- Opening Delimiter -

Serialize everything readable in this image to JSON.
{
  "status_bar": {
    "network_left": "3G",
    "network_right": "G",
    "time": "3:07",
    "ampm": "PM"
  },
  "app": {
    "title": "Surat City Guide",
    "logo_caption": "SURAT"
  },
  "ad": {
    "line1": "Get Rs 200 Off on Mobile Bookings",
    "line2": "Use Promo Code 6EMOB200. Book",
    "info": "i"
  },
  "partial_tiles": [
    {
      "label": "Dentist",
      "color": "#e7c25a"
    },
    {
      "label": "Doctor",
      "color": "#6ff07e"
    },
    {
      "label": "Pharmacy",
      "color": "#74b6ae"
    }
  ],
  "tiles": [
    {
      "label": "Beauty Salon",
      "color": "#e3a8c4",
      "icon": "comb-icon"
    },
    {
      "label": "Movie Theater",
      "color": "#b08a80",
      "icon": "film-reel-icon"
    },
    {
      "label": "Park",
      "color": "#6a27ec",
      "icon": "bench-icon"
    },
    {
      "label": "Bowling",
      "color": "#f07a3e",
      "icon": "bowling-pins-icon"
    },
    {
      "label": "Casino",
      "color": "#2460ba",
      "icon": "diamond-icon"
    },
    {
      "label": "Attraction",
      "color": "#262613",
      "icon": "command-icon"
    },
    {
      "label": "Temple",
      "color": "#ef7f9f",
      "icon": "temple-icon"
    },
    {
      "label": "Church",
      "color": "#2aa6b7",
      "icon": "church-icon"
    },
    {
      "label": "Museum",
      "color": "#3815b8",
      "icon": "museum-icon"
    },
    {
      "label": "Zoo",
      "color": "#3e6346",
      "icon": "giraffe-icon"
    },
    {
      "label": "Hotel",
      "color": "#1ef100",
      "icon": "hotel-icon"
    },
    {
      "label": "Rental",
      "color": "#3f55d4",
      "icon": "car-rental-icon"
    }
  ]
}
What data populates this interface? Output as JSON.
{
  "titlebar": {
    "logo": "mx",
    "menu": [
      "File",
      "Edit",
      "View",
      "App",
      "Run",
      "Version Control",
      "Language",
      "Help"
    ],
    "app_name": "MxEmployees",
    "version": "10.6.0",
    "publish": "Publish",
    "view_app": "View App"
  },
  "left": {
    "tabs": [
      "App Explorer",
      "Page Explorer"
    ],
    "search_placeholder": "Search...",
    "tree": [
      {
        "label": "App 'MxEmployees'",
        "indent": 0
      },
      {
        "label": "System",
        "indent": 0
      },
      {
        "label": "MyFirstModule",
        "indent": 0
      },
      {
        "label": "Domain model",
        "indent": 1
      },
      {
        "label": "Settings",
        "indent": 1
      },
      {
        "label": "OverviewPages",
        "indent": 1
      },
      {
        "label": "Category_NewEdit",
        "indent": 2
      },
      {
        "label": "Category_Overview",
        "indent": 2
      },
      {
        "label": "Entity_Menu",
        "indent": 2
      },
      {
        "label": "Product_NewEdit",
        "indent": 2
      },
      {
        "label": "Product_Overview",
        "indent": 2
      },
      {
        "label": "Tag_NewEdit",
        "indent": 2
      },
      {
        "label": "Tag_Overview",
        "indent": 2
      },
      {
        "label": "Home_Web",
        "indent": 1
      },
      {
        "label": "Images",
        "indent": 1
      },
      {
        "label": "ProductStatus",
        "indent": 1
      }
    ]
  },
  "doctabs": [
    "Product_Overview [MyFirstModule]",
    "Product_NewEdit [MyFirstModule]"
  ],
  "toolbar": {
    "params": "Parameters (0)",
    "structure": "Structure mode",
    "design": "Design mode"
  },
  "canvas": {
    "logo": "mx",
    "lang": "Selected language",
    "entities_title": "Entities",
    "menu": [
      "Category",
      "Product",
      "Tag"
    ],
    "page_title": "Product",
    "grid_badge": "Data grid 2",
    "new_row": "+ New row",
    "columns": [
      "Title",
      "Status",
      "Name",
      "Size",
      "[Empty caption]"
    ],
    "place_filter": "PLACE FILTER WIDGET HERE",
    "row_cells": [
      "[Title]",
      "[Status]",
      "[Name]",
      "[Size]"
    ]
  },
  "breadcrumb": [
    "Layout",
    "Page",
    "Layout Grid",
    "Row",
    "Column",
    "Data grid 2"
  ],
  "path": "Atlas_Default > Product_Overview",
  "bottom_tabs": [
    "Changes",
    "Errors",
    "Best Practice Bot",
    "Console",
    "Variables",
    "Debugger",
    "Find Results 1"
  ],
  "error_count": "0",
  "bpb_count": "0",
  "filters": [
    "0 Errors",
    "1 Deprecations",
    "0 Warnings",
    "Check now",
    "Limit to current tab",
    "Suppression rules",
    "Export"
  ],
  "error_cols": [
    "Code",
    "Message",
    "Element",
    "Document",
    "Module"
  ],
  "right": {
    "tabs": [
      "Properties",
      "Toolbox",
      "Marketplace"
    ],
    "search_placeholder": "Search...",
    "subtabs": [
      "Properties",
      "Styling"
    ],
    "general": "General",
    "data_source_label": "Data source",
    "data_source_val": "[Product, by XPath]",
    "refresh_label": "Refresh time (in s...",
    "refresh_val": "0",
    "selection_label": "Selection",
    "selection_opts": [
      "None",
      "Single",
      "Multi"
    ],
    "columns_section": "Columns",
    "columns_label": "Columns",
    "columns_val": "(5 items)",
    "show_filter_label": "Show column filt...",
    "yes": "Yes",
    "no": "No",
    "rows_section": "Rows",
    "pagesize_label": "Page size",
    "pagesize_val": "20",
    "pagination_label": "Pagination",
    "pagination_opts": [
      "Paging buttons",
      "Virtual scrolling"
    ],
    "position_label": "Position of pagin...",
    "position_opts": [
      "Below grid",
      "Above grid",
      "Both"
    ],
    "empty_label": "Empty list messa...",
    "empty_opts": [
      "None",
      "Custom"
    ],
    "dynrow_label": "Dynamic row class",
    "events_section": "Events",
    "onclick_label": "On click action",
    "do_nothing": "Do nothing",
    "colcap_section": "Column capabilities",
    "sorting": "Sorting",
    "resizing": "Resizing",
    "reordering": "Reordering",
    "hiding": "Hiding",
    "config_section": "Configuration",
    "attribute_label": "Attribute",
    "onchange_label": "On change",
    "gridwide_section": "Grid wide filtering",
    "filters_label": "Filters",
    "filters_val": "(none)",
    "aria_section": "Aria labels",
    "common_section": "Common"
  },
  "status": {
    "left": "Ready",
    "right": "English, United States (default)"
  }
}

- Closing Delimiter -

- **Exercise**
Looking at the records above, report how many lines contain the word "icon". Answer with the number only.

- **Result of this task**
12